**What the task asks:** Reproduce the entries in full and exactly. Pictures stay out.
[[ Data extract, beginning ]]
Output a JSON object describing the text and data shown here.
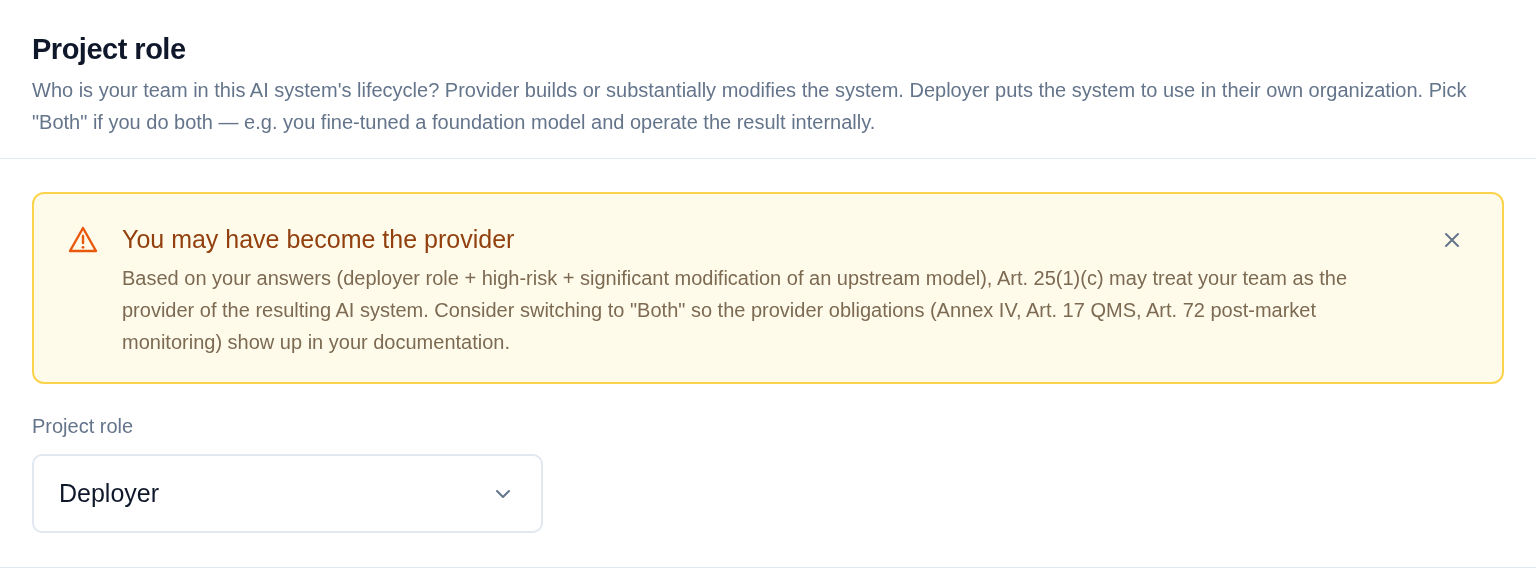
{
  "section": {
    "title": "Project role",
    "description": "Who is your team in this AI system's lifecycle? Provider builds or substantially modifies the system. Deployer puts the system to use in their own organization. Pick \"Both\" if you do both — e.g. you fine-tuned a foundation model and operate the result internally."
  },
  "alert": {
    "title": "You may have become the provider",
    "body": "Based on your answers (deployer role + high-risk + significant modification of an upstream model), Art. 25(1)(c) may treat your team as the provider of the resulting AI system. Consider switching to \"Both\" so the provider obligations (Annex IV, Art. 17 QMS, Art. 72 post-market monitoring) show up in your documentation."
  },
  "field": {
    "label": "Project role",
    "value": "Deployer"
  }
}
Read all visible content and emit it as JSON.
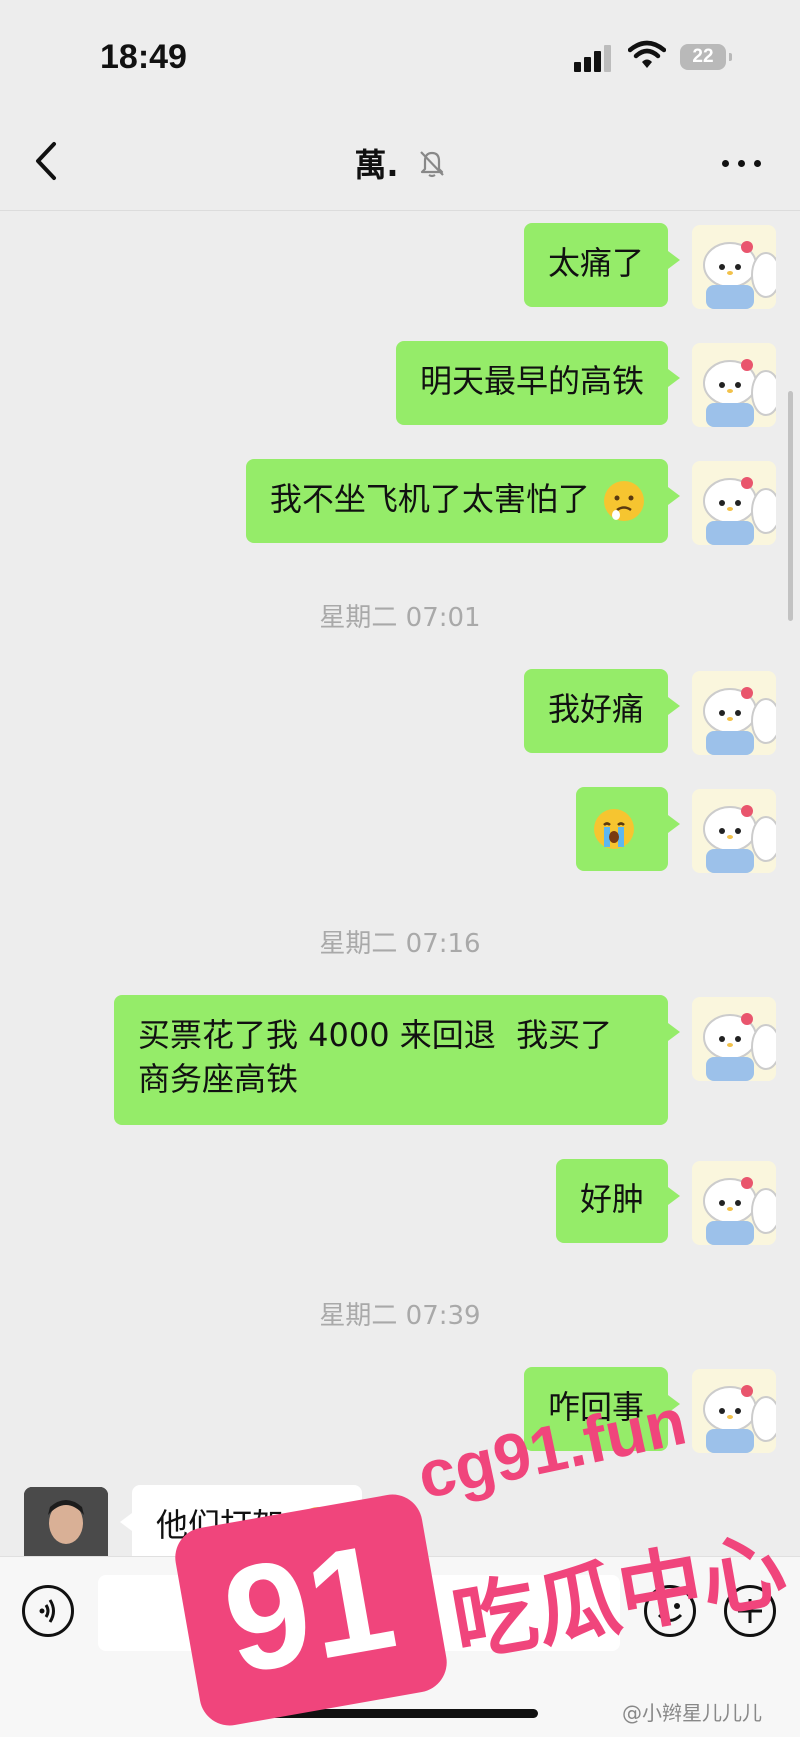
{
  "status": {
    "time": "18:49",
    "battery": "22"
  },
  "header": {
    "title": "萬."
  },
  "messages": {
    "m1": "太痛了",
    "m2": "明天最早的高铁",
    "m3": "我不坐飞机了太害怕了",
    "ts1": "星期二 07:01",
    "m4": "我好痛",
    "ts2": "星期二 07:16",
    "m6a": "买票花了我 4000 来回退  我买了",
    "m6b": "商务座高铁",
    "m7": "好肿",
    "ts3": "星期二 07:39",
    "m8": "咋回事",
    "m9": "他们打架"
  },
  "watermark": {
    "site": "cg91.fun",
    "badge": "91",
    "slogan": "吃瓜中心"
  },
  "footer": {
    "credit": "@小辫星儿儿儿"
  },
  "colors": {
    "bubble_self": "#95ec69",
    "bubble_other": "#ffffff",
    "background": "#ededed",
    "watermark": "#f0457c"
  },
  "icons": [
    "back-icon",
    "mute-bell-icon",
    "more-icon",
    "voice-icon",
    "emoji-icon",
    "plus-icon"
  ]
}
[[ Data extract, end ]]
**Exercise answer:**
Output a JSON object describing the text and data shown here.
{
  "section": {
    "title": "Project role",
    "description": "Who is your team in this AI system's lifecycle? Provider builds or substantially modifies the system. Deployer puts the system to use in their own organization. Pick \"Both\" if you do both — e.g. you fine-tuned a foundation model and operate the result internally."
  },
  "alert": {
    "title": "You may have become the provider",
    "body": "Based on your answers (deployer role + high-risk + significant modification of an upstream model), Art. 25(1)(c) may treat your team as the provider of the resulting AI system. Consider switching to \"Both\" so the provider obligations (Annex IV, Art. 17 QMS, Art. 72 post-market monitoring) show up in your documentation."
  },
  "field": {
    "label": "Project role",
    "value": "Deployer"
  }
}
Read all visible content and emit it as JSON.
{
  "status": {
    "time": "18:49",
    "battery": "22"
  },
  "header": {
    "title": "萬."
  },
  "messages": {
    "m1": "太痛了",
    "m2": "明天最早的高铁",
    "m3": "我不坐飞机了太害怕了",
    "ts1": "星期二 07:01",
    "m4": "我好痛",
    "ts2": "星期二 07:16",
    "m6a": "买票花了我 4000 来回退  我买了",
    "m6b": "商务座高铁",
    "m7": "好肿",
    "ts3": "星期二 07:39",
    "m8": "咋回事",
    "m9": "他们打架"
  },
  "watermark": {
    "site": "cg91.fun",
    "badge": "91",
    "slogan": "吃瓜中心"
  },
  "footer": {
    "credit": "@小辫星儿儿儿"
  },
  "colors": {
    "bubble_self": "#95ec69",
    "bubble_other": "#ffffff",
    "background": "#ededed",
    "watermark": "#f0457c"
  },
  "icons": [
    "back-icon",
    "mute-bell-icon",
    "more-icon",
    "voice-icon",
    "emoji-icon",
    "plus-icon"
  ]
}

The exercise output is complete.